[MATERIAL PROVIDED — start]
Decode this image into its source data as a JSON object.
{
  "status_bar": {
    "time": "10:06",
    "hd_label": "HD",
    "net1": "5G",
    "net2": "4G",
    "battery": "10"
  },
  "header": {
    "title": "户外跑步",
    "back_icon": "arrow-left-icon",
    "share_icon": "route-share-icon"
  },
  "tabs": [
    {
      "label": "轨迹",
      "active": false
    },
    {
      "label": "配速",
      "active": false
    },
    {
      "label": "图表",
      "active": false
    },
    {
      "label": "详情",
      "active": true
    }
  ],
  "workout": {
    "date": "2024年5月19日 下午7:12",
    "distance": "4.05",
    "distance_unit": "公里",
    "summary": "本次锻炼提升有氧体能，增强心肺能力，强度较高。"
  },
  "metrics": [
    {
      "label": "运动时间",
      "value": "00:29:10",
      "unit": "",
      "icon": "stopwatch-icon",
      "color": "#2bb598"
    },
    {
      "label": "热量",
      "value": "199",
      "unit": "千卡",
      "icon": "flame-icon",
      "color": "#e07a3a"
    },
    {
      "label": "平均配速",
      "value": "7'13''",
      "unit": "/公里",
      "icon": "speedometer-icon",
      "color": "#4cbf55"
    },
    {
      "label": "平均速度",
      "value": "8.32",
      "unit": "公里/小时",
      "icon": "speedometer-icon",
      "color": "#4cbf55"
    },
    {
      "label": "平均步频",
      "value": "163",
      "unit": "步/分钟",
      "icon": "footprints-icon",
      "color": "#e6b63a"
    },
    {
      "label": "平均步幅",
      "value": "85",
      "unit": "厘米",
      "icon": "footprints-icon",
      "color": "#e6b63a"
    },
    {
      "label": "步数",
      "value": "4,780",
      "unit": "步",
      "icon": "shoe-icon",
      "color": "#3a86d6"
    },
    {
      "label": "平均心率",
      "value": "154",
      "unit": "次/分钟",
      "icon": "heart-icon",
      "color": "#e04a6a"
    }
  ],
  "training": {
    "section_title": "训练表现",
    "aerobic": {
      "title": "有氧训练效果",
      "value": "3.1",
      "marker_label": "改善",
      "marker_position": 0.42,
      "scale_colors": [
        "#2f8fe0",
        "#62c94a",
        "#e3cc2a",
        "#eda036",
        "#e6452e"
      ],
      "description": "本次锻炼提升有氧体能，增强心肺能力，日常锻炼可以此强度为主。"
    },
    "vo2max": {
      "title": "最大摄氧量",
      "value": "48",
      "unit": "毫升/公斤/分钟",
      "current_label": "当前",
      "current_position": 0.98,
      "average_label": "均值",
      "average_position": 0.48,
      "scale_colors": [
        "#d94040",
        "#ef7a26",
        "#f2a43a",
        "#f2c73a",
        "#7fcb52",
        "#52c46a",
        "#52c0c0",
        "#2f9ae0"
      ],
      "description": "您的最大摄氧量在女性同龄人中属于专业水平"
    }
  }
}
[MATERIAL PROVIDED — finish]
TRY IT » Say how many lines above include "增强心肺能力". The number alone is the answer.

THE ANSWER » 2